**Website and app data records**

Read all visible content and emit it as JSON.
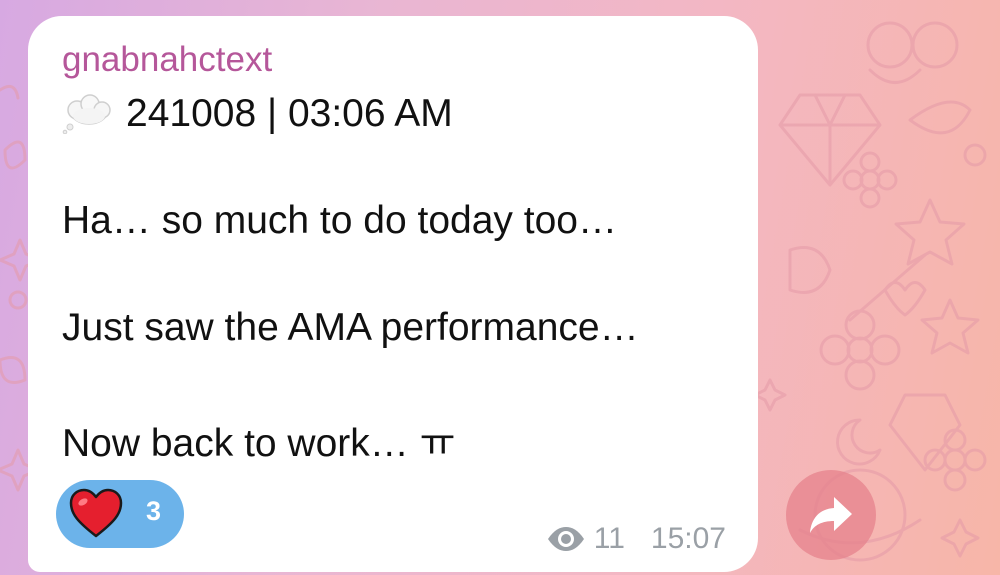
{
  "message": {
    "sender": "gnabnahctext",
    "header_text": "241008 | 03:06 AM",
    "header_icon": "thought-cloud-icon",
    "lines": [
      "Ha… so much to do today too…",
      "Just saw the AMA performance…",
      "Now back to work… ㅠ"
    ],
    "reaction": {
      "icon": "heart-icon",
      "count": "3",
      "color": "#6cb3ea"
    },
    "views": "11",
    "time": "15:07"
  },
  "actions": {
    "share_icon": "share-arrow-icon"
  },
  "colors": {
    "sender": "#b5579a",
    "background_start": "#d7a9e2",
    "background_end": "#f7b6a8"
  }
}
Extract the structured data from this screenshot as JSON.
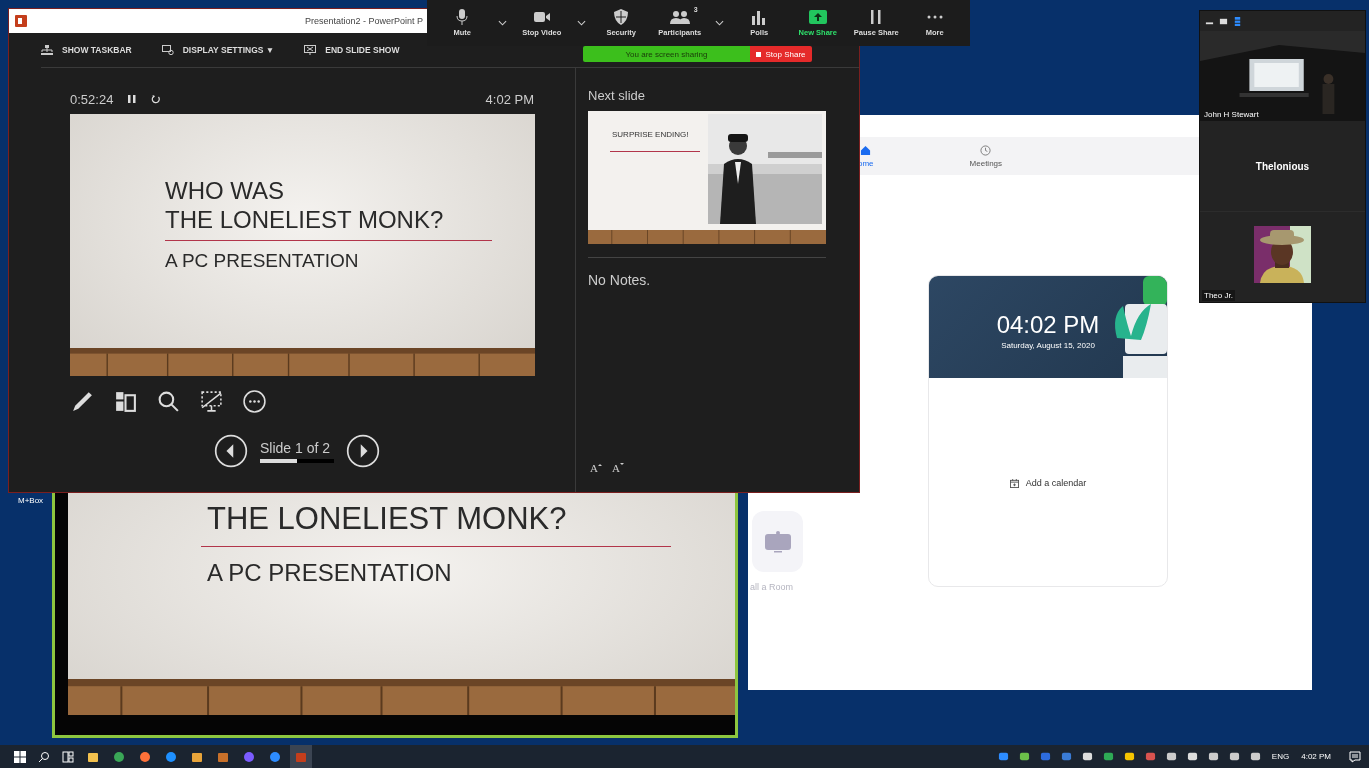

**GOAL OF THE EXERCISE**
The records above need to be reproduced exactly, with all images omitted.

**THE COMPLETED TASK**
Read all visible content and emit it as JSON.
{
  "message": {
    "sender": "gnabnahctext",
    "header_text": "241008 | 03:06 AM",
    "header_icon": "thought-cloud-icon",
    "lines": [
      "Ha… so much to do today too…",
      "Just saw the AMA performance…",
      "Now back to work… ㅠ"
    ],
    "reaction": {
      "icon": "heart-icon",
      "count": "3",
      "color": "#6cb3ea"
    },
    "views": "11",
    "time": "15:07"
  },
  "actions": {
    "share_icon": "share-arrow-icon"
  },
  "colors": {
    "sender": "#b5579a",
    "background_start": "#d7a9e2",
    "background_end": "#f7b6a8"
  }
}
Extract the structured data from this screenshot as JSON.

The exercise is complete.